  • Use retail space to service, not sell. There are big pain points when buying things in-store, like waiting in line to purchase or the frustration of the store not having the exact item you want. Smart retailers are rethinking the role of the physical store so it’s less about product delivery and more about product exploration and relationship building. Bonobos set the stage for this with its “Guideshops” where you try on a product, but don’t physically leave the store with it. Bigger brands are noticing, too; by the time you read this Walmart (which now owns Bonobos) will have finished its trial of using some of its physical stores as holiday experience centers versus just purveyors of product. It will be interesting to see what they learned.
  • Utilize meaningful voice control. As voice assistants become more sophisticated and reliable, we are on the cusp of moving away from the app-dominated experience of mobile devices. Keep an eye on Amazon as it continues to roll out its Alexa-enabled devices making voice and simple, complementary touch experiences more prevalent, and see if they achieve the goal of displacing the mobile phone.
  • Deliver one, consistent experience wherever your customer is. Customers expect brands to know exactly how they have engaged with you, and what they want next. Brands need to reflect that understanding wherever they engage customers along the marketing continuum. College Ave Student Loans created a loan application that was not only mobile-first to reflect the desires of its young audience, but made it seamless to start an app on one device and finish it on another, even if it involved bringing another person into the process (in this case that ever-important cosigner to secure the loan).
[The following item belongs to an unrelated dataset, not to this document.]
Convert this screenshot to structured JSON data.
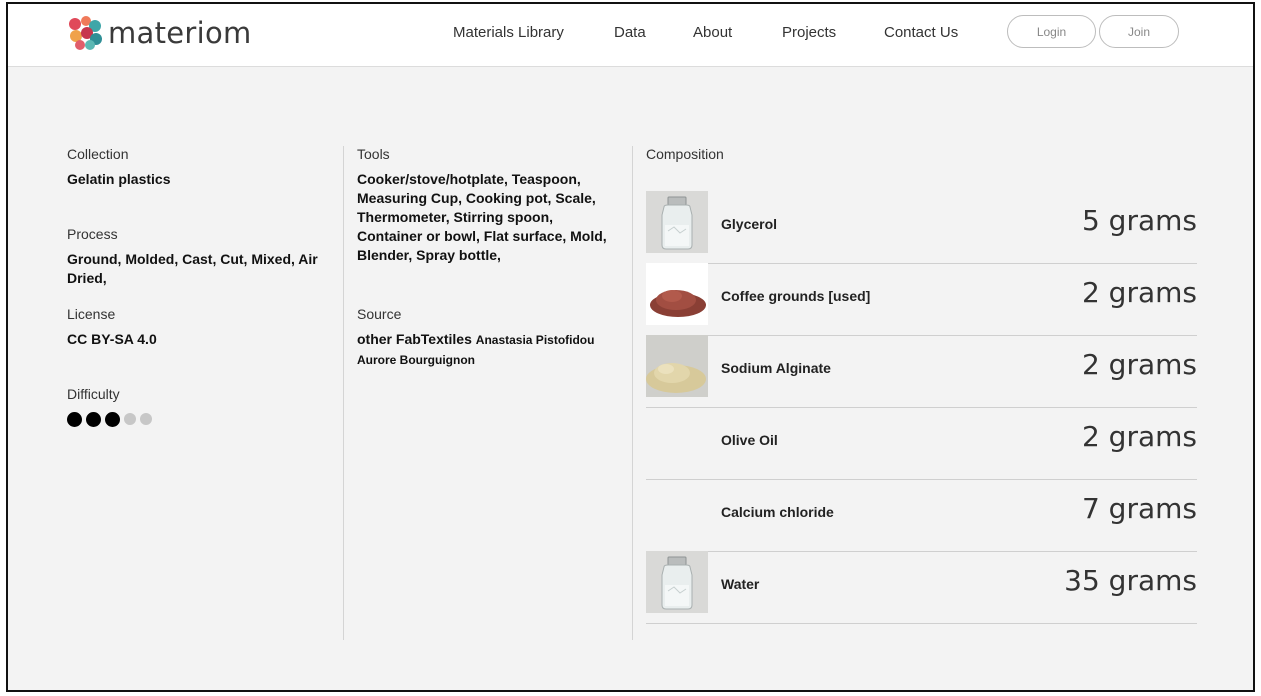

So how easy is it to bring radical simplicity to the market? Not very. In fact it ironically can be very, very complex. How should agencies and brands approach this goal? Here are three ideas:

  • Knowing your customer is more important than ever. Creating a radically simple experience requires absolute knowledge that what you’re building will deliver against their needs. Brands need to have acute insight into what those needs are and in many cases the qualitative insights will get you there faster than troves of quantitative research. Listen to your customers. Watch how they shop or engage with your brand and its competition. See first-hand where they get hung up in dealing with your brand. Use all of that to define their needs and put those front-and-center as you design to deliver against them.
  • Iterate to simplicity. Your customers want you to get obstacles out of their way and they want you to do that yesterday. Embrace the quick and good enough, learn what works, and then quickly enhance and improve. In this case data is your friend – have your analysts working side by side with your creative and strategy teams to translate the insights gleaned into actionable, small improvements. Do not wait for great. This means having a team structure built around ongoing ideation and iteration and funding that is persistent throughout the year.
  • Put simplicity at the core of your brand promise and then ensure every interaction delivers against it. Hand-in-hand with this will be innovation, as getting to radical simplicity will require the tearing down of what exists and the creating of something cleaner and better. Or if you’re lucky enough to start from scratch with a new brand, leverage simplicity as an important point of differentiation. Lemonade Insurance Company is a great example of this with its unique approach to renters and home insurance including the ability to pay claims in a literal matter of seconds.

Commit to radical simplicity in 2018 and your clients – and their customers – will thank you.


This article originally appeared in the January/February 2018 edition of Philly Ad News.